The Central Coast Regional District confirmed it will be receiving just over $6 million in funding

Three percent accommodation tax approved for Bella Coola accommodation providers

Only fixed-room accommodation providers with four rooms or more are required to charge the tax.

U.S. consulate general to visit Northwest

Trip part of the region’s first-ever pop-up consul for American residents

B.C.’s north heats up to record highs

Bella Bella, Masset, Prince Rupert and the Cassiar Area all broke records

Sealed DNA in Phillip Tallio murder case must be released, orders Judge

A unanimous decision by B.C. Court of Appeal judges has ordered the release of a sealed DNA sample

Ottawa proposes restricted pot labels, packages

Packaging will include red stop sign with marijuana leaf and ‘THC’

Heavy ice off Canada coast strands pod of dolphins, fixating small town

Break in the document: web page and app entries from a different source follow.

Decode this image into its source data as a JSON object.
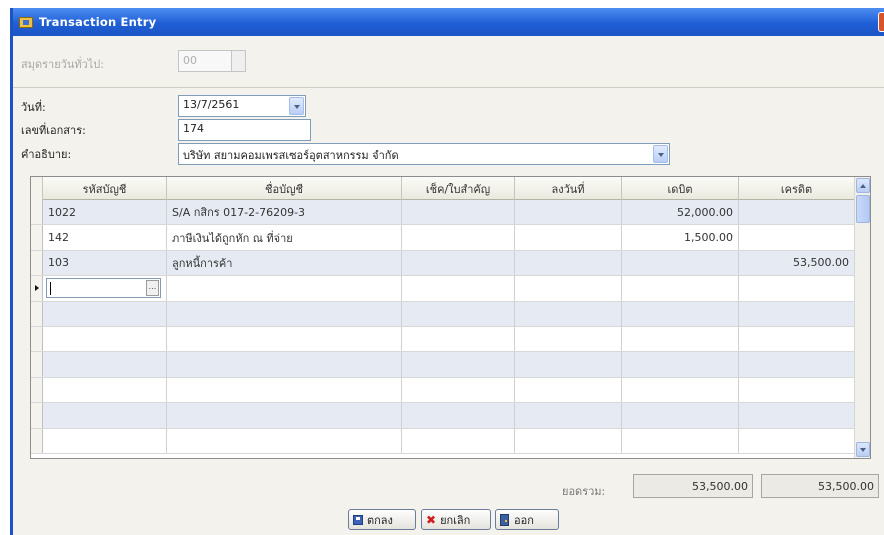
{
  "window": {
    "title": "Transaction Entry"
  },
  "top": {
    "label": "สมุดรายวันทั่วไป:",
    "code_value": "00"
  },
  "form": {
    "date_label": "วันที่:",
    "date_value": "13/7/2561",
    "doc_label": "เลขที่เอกสาร:",
    "doc_value": "174",
    "desc_label": "คำอธิบาย:",
    "desc_value": "บริษัท สยามคอมเพรสเซอร์อุตสาหกรรม จำกัด"
  },
  "grid": {
    "headers": [
      "รหัสบัญชี",
      "ชื่อบัญชี",
      "เช็ค/ใบสำคัญ",
      "ลงวันที่",
      "เดบิต",
      "เครดิต"
    ],
    "rows": [
      {
        "code": "1022",
        "name": "S/A กสิกร 017-2-76209-3",
        "cheque": "",
        "date": "",
        "debit": "52,000.00",
        "credit": ""
      },
      {
        "code": "142",
        "name": "ภาษีเงินได้ถูกหัก ณ ที่จ่าย",
        "cheque": "",
        "date": "",
        "debit": "1,500.00",
        "credit": ""
      },
      {
        "code": "103",
        "name": "ลูกหนี้การค้า",
        "cheque": "",
        "date": "",
        "debit": "",
        "credit": "53,500.00"
      }
    ]
  },
  "totals": {
    "label": "ยอดรวม:",
    "debit": "53,500.00",
    "credit": "53,500.00"
  },
  "buttons": {
    "ok": "ตกลง",
    "cancel": "ยกเลิก",
    "exit": "ออก"
  }
}
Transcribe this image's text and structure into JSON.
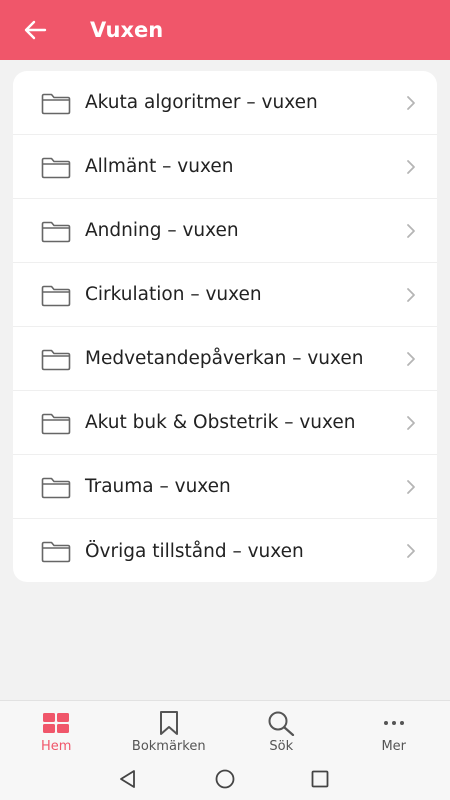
{
  "header": {
    "title": "Vuxen",
    "background_color": "#f0566a",
    "back_icon": "arrow-left-icon"
  },
  "list": {
    "items": [
      {
        "label": "Akuta algoritmer – vuxen",
        "icon": "folder-icon"
      },
      {
        "label": "Allmänt – vuxen",
        "icon": "folder-icon"
      },
      {
        "label": "Andning – vuxen",
        "icon": "folder-icon"
      },
      {
        "label": "Cirkulation – vuxen",
        "icon": "folder-icon"
      },
      {
        "label": "Medvetandepåverkan – vuxen",
        "icon": "folder-icon"
      },
      {
        "label": "Akut buk & Obstetrik – vuxen",
        "icon": "folder-icon"
      },
      {
        "label": "Trauma – vuxen",
        "icon": "folder-icon"
      },
      {
        "label": "Övriga tillstånd – vuxen",
        "icon": "folder-icon"
      }
    ]
  },
  "bottom_nav": {
    "accent_color": "#f0566a",
    "items": [
      {
        "label": "Hem",
        "icon": "grid-icon",
        "active": true
      },
      {
        "label": "Bokmärken",
        "icon": "bookmark-icon",
        "active": false
      },
      {
        "label": "Sök",
        "icon": "search-icon",
        "active": false
      },
      {
        "label": "Mer",
        "icon": "more-icon",
        "active": false
      }
    ]
  },
  "system_nav": {
    "buttons": [
      "back-triangle-icon",
      "home-circle-icon",
      "recents-square-icon"
    ]
  }
}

The small Newfoundland community, Heart’s Delight, is fixated on plight of trapped dolphins

Foreign election interference a reality, says Trudeau after Putin re-election

Trudeau said the heavy use of social media and interference by foreign actors are the new reality in elections.

Canadians joining #DeleteFacebook amid fears of electoral meddling

Privacy experts say numerous Canadians are taking to other social media platforms to join in on the #DeleteFacebook hashtag

Schools close as spring snow storm tracks toward Maritime provinces

Schools are closing across the Maritime provinces as a spring snow storm tracks towards the region.

Son of late Canadian professor fights for mother’s release from Iran

Mehran Seyed-Emami’s father, an Iranian-Canadian professor, died in an Iranian jail after being accused of spying.

Deadly crash raises questions about Uber self-driving system

The fatality prompted Uber to suspend all road-testing of such autos in the Phoenix area, Pittsburgh, San Francisco and Toronto

Better pre-hospital care in rural B.C. could save lives AND money

The yearly cost of injury exceeds $2.8 billion according to Provincial Health Services Authority.

B.C. Scientists witness first-ever documented killer whale infanticide

“It’s horrifying and fascinating at the same time.”

Most Read